-- The Snohomish Health District reports three residents of Snohomish County died in recent days from the severe flu that is circulating throughout Western Washington. A Bothell woman in her 40s, an Everett woman in her 80s, and an Edmonds woman in her 80s died in late December in Snohomish County hospitals. All had underlying medical conditions.
“We may be facing the most severe flu season since 2009,” said Dr. Gary Goldbaum. “I urge everyone over 6 months of age to get an annual flu shot. It’s still the best weapon we have to fight the flu strains that are circulating this year. Wash your hands often, stay home if you are sick, and cover your cough!”
Snohomish County is well supplied with flu vaccine in providers’ offices as well as community clinics, pharmacies, and the Snohomish Health District clinics. The Health District stocks about 1,000 doses of adult vaccine, and 300 doses of children’s vaccine. More is available as needed.

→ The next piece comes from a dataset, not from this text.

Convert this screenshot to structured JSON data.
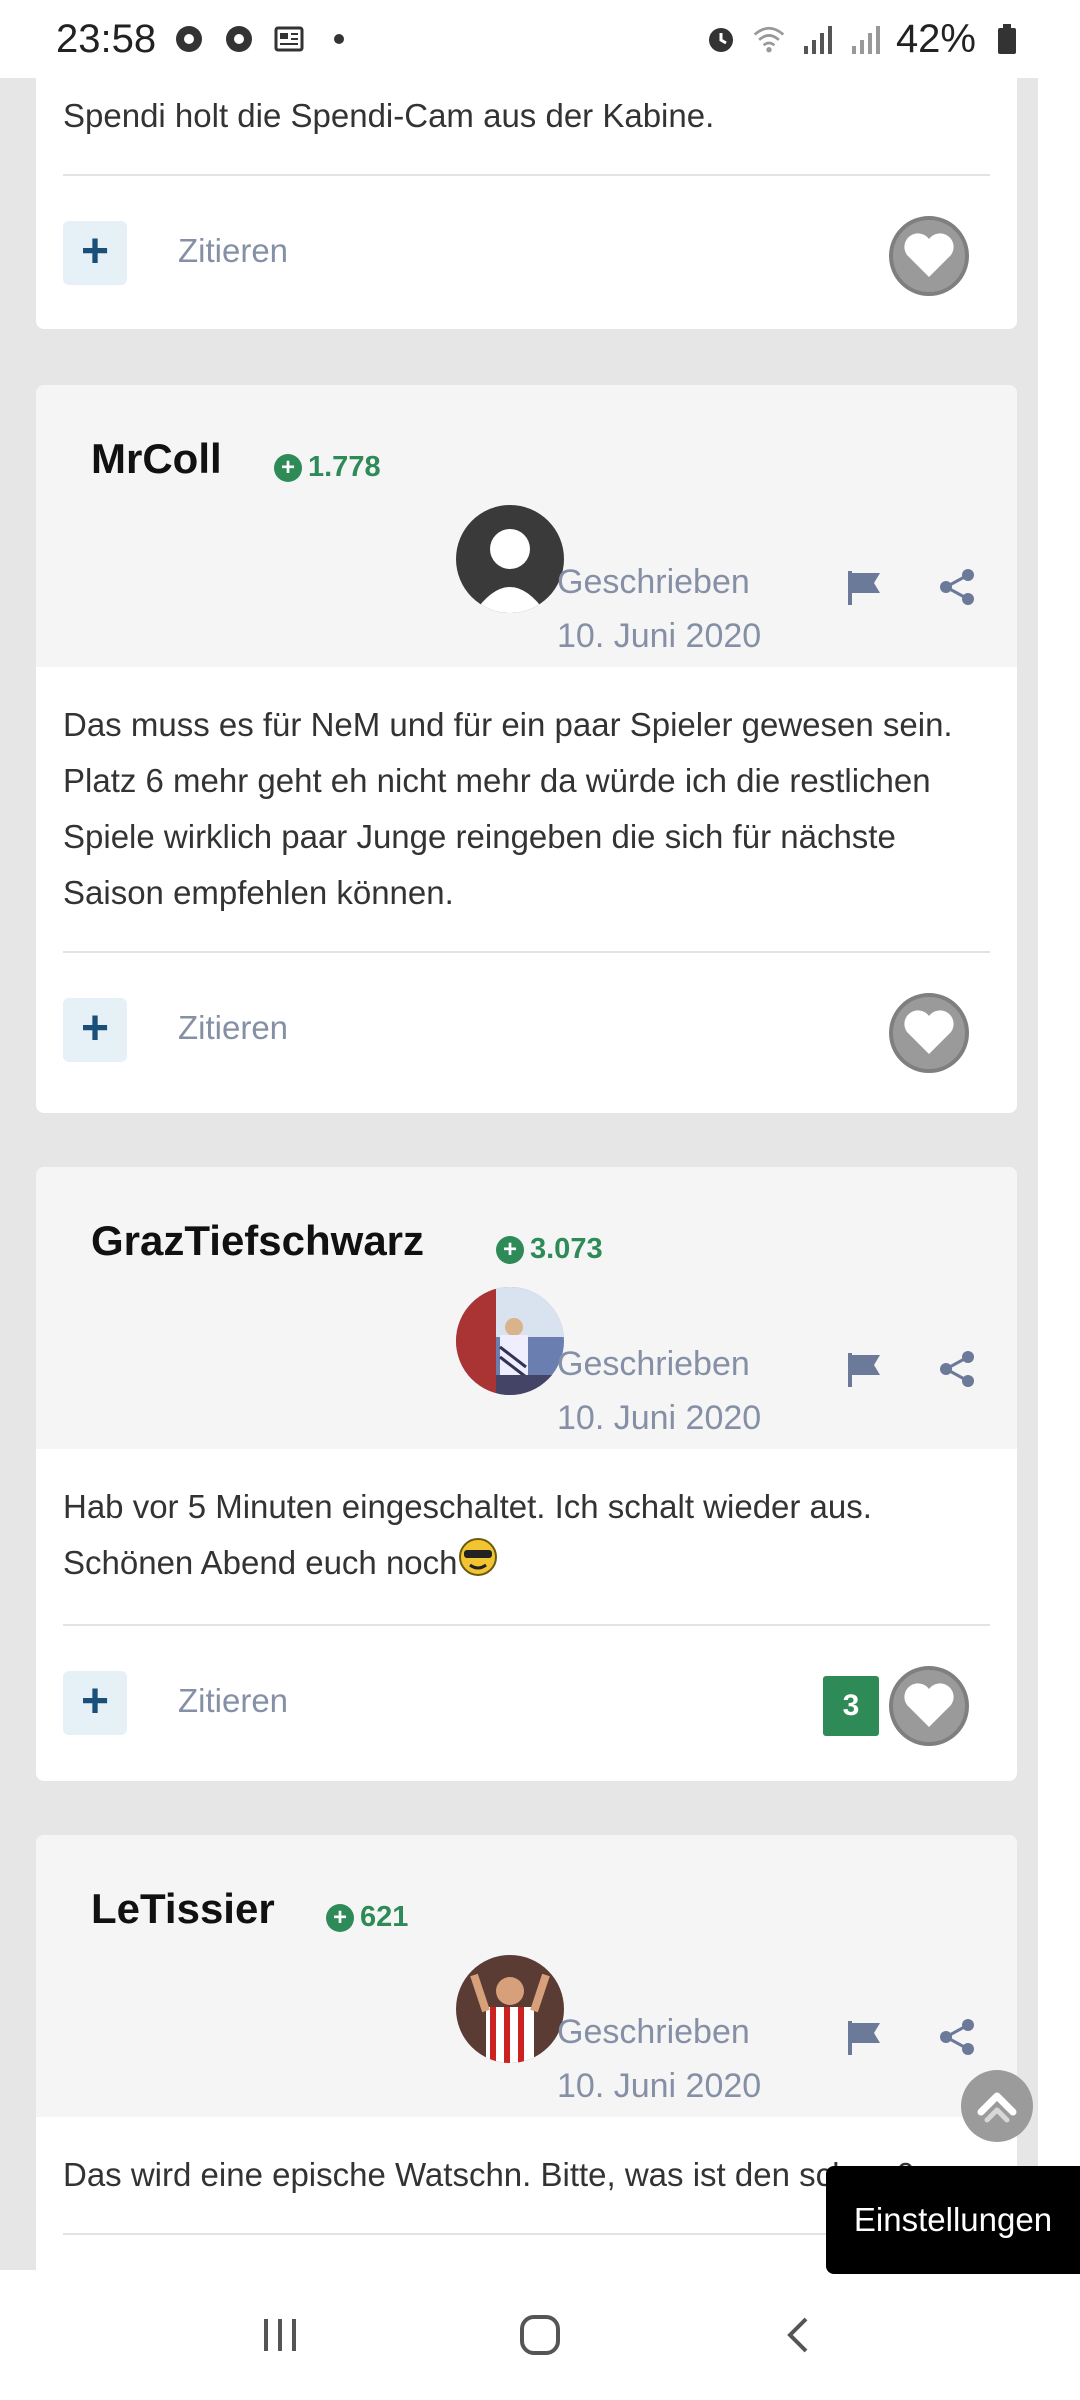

Dr. Goldbaum noted that this year’s vaccines appear to be well matched for the two strains of influenza A and one strain of influenza B that are circulating this year. The three strains are H1N1A, H3N2A, and B/Wisconsin. The dominant strain is H3N2, which can cause more serious illness. As of Jan. 2, a surveillance report from two area hospitals shows 52 people have been hospitalized with flu symptoms since Nov. 1 in Snohomish County.
Last year at this time there were four hospitalizations, and the year before there were none reported.
During the 2010-2011 influenza season, we received reports of 16 persons hospitalized with influenza; there was one death reported due to influenza. During the 2011-2012 season, 39 were hospitalized and there were two deaths. Thus, in Snohomish County this season to date compared with each of the past two entire seasons, more people have been hospitalized for or died from influenza.
The Washington State Department of Health reported three deaths in December in King and Pierce counties. Lab-confirmed deaths are reportable although many flu-related deaths may go unreported because they are not lab-confirmed or tested for influenza. The CDC estimates that up to 49,000 people could die from the flu this season.
Flu shots are especially important for people at high risk for complications from the flu, including young children, people 65 and older, pregnant women and women who recently gave birth, and people with certain medical conditions like asthma, diabetes, heart disease, lung disease, and neurologic conditions. You need a fresh flu vaccine every year; last year’s vaccine won’t work on the current circulating strains.
Visit CDC for more information about the 2012-2013 flu season. To find flu vaccine in your ZIP code, go to the Flu Vaccine Finder page. You also can find good health tips and background about the flu at the Department of Health website.
Established in 1959, the Snohomish Health District works for a safer and healthier Snohomish County through disease prevention, health promotion, and protection from environmental threats. Find more information about the Health Board and the Health District at http://www.snohd.org.
SNOHOMISH COUNTY, Wash.